“Prioritising personalisation is transforming the way we’re able to engage with our customers,” explained Jess Chan, the company’s audience automation manager. “That means focusing on attribution modeling, data visualisation, and connecting our marketing channels through one persistent user ID.”
Part of Chan’s role is to personalise the experience for buyers and sellers across all touch points, unifying disparate marketing channels. “At eBay, we are currently experimenting with customer data platform technology and how we can understand a customer’s ID ... whether that’s a CRM ID, an email ID, a device ID ... we are experimenting with communicating to one persistent ID,” she told CMO.com.
It comes down to understanding the different digital touch points in one unified manner, Chan added—no small feat for an organization that produces over 8 billion rows of data a day.
Analytics For Student Experience
Universities are also great candidates for large-scale personalisation efforts. Australia’s RMIT University, itself a large, distributed enterprise, is applying high-end, real-time analytics to the task of ensuring the best possible student experience.

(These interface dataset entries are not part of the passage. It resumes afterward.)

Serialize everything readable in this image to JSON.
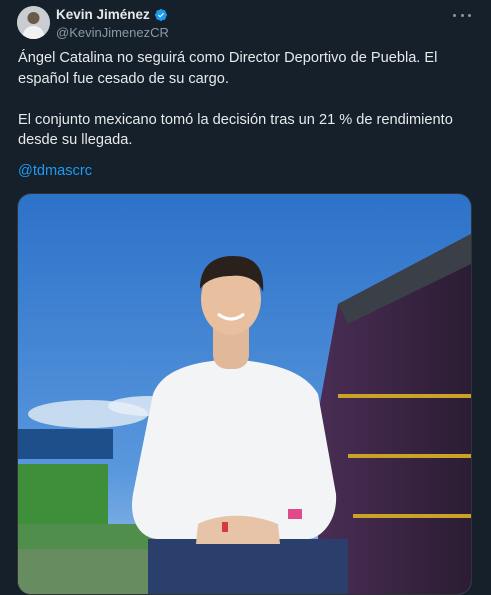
{
  "tweet": {
    "author_name": "Kevin Jiménez",
    "author_handle": "@KevinJimenezCR",
    "verified": true,
    "avatar_icon": "avatar-photo",
    "more_icon": "more-dots-icon",
    "text": "Ángel Catalina no seguirá como Director Deportivo de Puebla. El español fue cesado de su cargo.\n\nEl conjunto mexicano tomó la decisión tras un 21 % de rendimiento desde su llegada.",
    "mention": "@tdmascrc"
  },
  "colors": {
    "background": "#15202b",
    "text": "#e7e9ea",
    "secondary": "#8b98a5",
    "link": "#1d9bf0",
    "verified": "#1d9bf0"
  }
}
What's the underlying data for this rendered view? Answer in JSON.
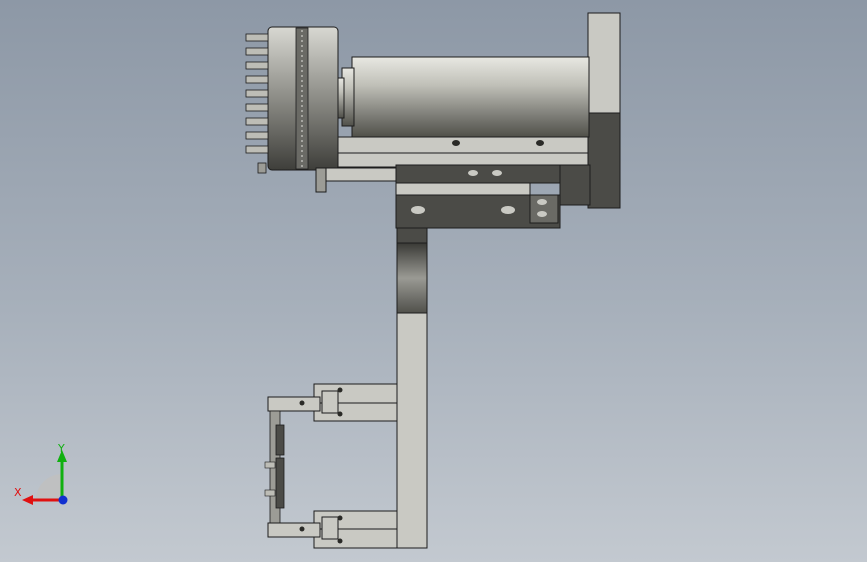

With 92,000 students across its Melbourne and Southeast Asia campuses, that’s a significant task.
The university has invested in live insights to connect the university’s different technology platforms, explained Jack Hylands, General Manager of Strategy and New Product at RMIT Online.
“We see the future of experience being an incredibly personalised one,” he told CMO.com. “Every student has unique needs, bringing different prior experiences, knowledge, and aspirations of where they want to go. We’re working to use data analytics and insights to make sure that we meet the needs of every student as an individual.”
That means thinking about how to delight students from the moment they first engage with RMIT, “whether that’s through a digital advertisement or whether that’s as an alumni coming back to RMIT to see what further learning we can support them with,” Hylands said.
For Korean lifestyle products rental service MYOMEE, the expansive range of services and purchase options available through its website has created a perplexing user experience for some customers, something the company says has slowed down conversions in the past.
“For such customers, we now provide a curation service to facilitate customer-managed relationships,” said Sang-Hwan Huh, leader of platform strategy team at MYOMEE’s parent company, LOTTE Rental. “The curation service provides more personalised product recommendations determined based on their gender, age, preferred product categories, and purchase histories.”
For MYOMEE, personalisation has been a winning strategy in bringing the company’s conversion rate in line with other e-commerce sites, not only through in-site navigation but in their remarketing efforts as well. Since implementing, MYOMEE has “increased the rate of conversion fivefold,” Huh told CMO.com.
“Remarketing shopping cart abandoners and those with incomplete order forms have been proven to be effective at many e-commerce sites, but the tactic worked particularly well for us in combination with benefit-driven messages and clear guidance to landing pages,” Huh explained. “If a personalised service is provided in a manner suited to the occasion where the customer would find the conveniences and benefits worthwhile, he or she will freely choose to take our desired action or make our desired conversion.”